TASK TO CARRY OUT. How many lines in the entries below contain the string "value"? Reply with the number only.

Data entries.
═══
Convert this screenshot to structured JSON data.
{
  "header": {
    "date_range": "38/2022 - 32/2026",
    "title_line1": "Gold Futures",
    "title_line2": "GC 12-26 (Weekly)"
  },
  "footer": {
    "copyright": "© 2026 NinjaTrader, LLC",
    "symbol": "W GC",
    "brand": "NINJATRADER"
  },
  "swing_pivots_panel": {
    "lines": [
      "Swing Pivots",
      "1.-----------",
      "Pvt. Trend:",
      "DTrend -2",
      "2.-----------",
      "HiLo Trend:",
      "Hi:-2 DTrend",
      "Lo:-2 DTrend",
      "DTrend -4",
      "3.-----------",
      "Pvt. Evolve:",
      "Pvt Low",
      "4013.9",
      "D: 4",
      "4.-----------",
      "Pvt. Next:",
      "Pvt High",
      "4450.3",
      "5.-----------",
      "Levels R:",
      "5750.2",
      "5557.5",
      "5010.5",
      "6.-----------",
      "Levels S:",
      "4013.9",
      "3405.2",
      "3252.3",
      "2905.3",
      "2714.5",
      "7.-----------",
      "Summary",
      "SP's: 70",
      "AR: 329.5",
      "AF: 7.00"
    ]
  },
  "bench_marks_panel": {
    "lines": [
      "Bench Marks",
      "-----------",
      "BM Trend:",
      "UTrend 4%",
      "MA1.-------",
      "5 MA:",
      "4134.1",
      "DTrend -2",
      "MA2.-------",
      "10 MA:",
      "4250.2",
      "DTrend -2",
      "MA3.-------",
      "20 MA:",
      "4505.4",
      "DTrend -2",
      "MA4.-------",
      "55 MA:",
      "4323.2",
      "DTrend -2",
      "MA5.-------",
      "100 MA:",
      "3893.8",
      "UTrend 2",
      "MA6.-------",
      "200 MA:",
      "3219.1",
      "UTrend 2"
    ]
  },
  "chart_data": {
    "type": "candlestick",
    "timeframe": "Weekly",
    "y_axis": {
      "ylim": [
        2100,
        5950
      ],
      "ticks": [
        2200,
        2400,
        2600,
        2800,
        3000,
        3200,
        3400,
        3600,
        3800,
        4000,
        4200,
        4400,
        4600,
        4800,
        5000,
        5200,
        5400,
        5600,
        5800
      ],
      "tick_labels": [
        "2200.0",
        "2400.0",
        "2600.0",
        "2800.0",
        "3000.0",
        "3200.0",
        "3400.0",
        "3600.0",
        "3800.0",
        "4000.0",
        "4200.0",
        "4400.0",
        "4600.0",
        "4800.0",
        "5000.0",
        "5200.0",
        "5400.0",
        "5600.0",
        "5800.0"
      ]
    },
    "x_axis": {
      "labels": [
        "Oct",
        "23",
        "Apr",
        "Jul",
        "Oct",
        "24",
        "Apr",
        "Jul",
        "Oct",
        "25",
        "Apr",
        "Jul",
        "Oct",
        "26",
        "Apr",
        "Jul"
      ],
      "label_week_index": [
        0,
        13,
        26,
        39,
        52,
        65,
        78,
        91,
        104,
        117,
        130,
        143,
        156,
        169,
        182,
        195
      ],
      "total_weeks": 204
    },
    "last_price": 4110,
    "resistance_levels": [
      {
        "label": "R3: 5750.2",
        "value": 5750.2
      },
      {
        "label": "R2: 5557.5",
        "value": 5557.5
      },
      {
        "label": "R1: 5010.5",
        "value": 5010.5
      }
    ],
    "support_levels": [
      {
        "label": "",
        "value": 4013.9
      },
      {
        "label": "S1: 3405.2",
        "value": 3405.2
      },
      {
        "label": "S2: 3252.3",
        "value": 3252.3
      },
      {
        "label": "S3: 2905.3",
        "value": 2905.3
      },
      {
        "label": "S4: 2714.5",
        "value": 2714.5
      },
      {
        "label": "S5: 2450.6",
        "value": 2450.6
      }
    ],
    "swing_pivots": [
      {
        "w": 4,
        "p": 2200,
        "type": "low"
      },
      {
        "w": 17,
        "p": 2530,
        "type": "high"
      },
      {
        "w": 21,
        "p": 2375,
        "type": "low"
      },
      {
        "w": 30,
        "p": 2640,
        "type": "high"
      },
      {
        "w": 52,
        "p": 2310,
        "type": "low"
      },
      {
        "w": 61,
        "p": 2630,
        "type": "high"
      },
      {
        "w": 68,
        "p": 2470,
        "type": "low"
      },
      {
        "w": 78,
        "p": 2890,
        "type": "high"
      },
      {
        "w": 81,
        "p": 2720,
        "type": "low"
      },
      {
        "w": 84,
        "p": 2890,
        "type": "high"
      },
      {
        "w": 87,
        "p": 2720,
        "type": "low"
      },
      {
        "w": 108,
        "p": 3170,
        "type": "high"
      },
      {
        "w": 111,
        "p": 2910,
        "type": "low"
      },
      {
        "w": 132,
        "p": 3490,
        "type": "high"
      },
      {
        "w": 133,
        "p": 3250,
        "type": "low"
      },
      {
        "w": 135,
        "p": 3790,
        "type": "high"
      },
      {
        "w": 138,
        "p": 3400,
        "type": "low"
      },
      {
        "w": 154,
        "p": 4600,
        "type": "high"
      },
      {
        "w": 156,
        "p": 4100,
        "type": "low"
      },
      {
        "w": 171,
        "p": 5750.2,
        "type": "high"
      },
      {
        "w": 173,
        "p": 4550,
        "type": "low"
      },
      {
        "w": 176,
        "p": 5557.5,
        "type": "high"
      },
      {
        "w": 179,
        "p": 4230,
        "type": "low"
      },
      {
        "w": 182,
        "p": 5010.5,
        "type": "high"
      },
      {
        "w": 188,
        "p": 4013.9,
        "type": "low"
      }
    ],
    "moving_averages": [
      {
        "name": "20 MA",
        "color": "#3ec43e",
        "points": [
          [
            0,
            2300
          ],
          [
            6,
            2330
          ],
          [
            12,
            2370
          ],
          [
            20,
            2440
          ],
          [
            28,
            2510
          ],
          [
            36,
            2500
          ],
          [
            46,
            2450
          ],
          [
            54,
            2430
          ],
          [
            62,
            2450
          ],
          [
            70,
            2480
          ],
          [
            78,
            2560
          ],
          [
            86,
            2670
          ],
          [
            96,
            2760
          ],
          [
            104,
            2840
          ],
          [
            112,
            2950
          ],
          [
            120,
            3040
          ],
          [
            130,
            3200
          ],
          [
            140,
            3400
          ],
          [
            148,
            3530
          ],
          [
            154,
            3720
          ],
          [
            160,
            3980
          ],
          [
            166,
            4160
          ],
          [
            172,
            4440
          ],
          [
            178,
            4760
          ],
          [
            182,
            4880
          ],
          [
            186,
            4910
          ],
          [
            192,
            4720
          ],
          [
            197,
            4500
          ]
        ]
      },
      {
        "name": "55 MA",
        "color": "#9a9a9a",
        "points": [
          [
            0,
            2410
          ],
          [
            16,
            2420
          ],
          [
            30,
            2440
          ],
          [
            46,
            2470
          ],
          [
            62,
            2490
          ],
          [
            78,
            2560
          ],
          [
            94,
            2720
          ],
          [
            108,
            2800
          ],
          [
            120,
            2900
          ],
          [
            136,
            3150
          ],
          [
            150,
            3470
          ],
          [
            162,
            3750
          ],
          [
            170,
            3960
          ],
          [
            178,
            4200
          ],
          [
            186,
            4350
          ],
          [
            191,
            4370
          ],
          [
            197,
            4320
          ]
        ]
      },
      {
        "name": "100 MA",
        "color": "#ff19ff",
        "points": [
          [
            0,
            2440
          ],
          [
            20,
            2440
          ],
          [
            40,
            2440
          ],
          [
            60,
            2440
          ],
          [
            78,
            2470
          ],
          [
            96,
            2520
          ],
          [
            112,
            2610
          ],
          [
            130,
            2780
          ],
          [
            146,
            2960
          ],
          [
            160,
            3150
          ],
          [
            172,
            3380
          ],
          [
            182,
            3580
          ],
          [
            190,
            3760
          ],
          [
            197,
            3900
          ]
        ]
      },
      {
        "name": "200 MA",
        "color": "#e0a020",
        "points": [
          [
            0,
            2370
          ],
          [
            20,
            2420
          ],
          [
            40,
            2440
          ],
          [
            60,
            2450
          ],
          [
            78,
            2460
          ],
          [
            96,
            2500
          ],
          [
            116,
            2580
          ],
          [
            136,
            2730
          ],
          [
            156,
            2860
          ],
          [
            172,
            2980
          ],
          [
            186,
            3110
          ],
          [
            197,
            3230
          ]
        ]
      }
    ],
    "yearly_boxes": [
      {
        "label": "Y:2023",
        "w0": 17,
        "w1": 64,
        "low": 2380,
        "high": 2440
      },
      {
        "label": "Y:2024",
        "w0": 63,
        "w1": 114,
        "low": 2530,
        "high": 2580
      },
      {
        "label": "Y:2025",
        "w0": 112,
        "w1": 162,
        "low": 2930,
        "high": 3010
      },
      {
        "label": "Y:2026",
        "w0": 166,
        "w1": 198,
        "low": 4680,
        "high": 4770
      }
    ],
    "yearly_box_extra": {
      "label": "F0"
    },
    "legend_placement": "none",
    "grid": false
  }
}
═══
SOLUTION FOR THIS TASK. 9